O Lord, you brought up my soul from Sheol, restored me to life from among those gone down to the Pit. –Psalm 30:3
Dear members and friends,
In the Old Testament, sheol is the Hebrew word that is often translated as “grave,” “hell,” or “pit.” To the ancients Israelites Sheol meant a place of exile with no life and no return. Interestingly, sheol is a noun that originated from another Hebrew word – shaal – which is a verb meaning “to ask or to enquire.” My reflection is that it might have been such a fearful thing to the ancient Israelites to be questioned by God, enough to make the noun form of the word hold a negative meaning. Another very interesting matter is that there is no mention of heaven as a paradisal spiritual realm or hell as an eternal punishment in the Old Testament.

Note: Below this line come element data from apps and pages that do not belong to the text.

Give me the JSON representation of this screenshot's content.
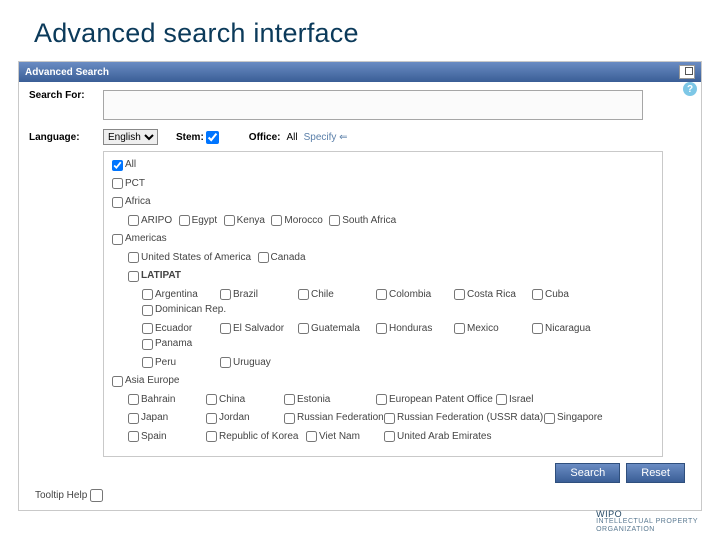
{
  "page": {
    "title": "Advanced search interface"
  },
  "panel": {
    "header": "Advanced Search"
  },
  "labels": {
    "search_for": "Search For:",
    "language": "Language:",
    "stem": "Stem:",
    "office": "Office:",
    "specify": "Specify ⇐",
    "tooltip": "Tooltip Help"
  },
  "language": {
    "selected": "English",
    "stem_checked": true
  },
  "office_summary": "All",
  "offices": {
    "all": "All",
    "all_checked": true,
    "pct": "PCT",
    "africa": "Africa",
    "africa_items": [
      "ARIPO",
      "Egypt",
      "Kenya",
      "Morocco",
      "South Africa"
    ],
    "americas": "Americas",
    "americas_row1": [
      "United States of America",
      "Canada"
    ],
    "latipat": "LATIPAT",
    "latipat_row1": [
      "Argentina",
      "Brazil",
      "Chile",
      "Colombia",
      "Costa Rica",
      "Cuba",
      "Dominican Rep."
    ],
    "latipat_row2": [
      "Ecuador",
      "El Salvador",
      "Guatemala",
      "Honduras",
      "Mexico",
      "Nicaragua",
      "Panama"
    ],
    "latipat_row3": [
      "Peru",
      "Uruguay"
    ],
    "asiaeu": "Asia Europe",
    "asiaeu_row1": [
      "Bahrain",
      "China",
      "Estonia",
      "European Patent Office",
      "Israel"
    ],
    "asiaeu_row2": [
      "Japan",
      "Jordan",
      "Russian Federation",
      "Russian Federation (USSR data)",
      "Singapore"
    ],
    "asiaeu_row3": [
      "Spain",
      "Republic of Korea",
      "Viet Nam",
      "United Arab Emirates"
    ]
  },
  "buttons": {
    "search": "Search",
    "reset": "Reset"
  },
  "footer": {
    "l1": "WIPO",
    "l2": "INTELLECTUAL PROPERTY",
    "l3": "ORGANIZATION"
  }
}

To a degree, people seem to be confused about the issues regarding heaven and hell. In my understanding, this might have been caused by the almost two millennia-long effort of the Christian Church of teaching and portraying heaven as a reward and hell as a punishment by God. However, God does not execute either reward or punishment. According to Swedenborg, heaven and hell are not places where you go after death, but spiritual realms that are formed as you live your life on earth. Heaven or hell is formed within oneself in accordance with the pleasures and delights that one consciously chooses to indulge one’s mind. If one behaves selflessly or in such a way as to serve or benefit others as well as oneself, one might be forming a heaven within. On the other hand, if one indulges in acts which are selfish and harmful to others, one might be forming a hell within. The essential difference between the one who is forming heaven and the one who is forming hell is that the former would have a life fulfilment, contentment, and inner joy, while the latter would live a life of doubt, hatred, and delusion.
The experience of heaven or hell is not by divine judgement, but by our own conscious choice!
Blessings, Rev. Junchol Lee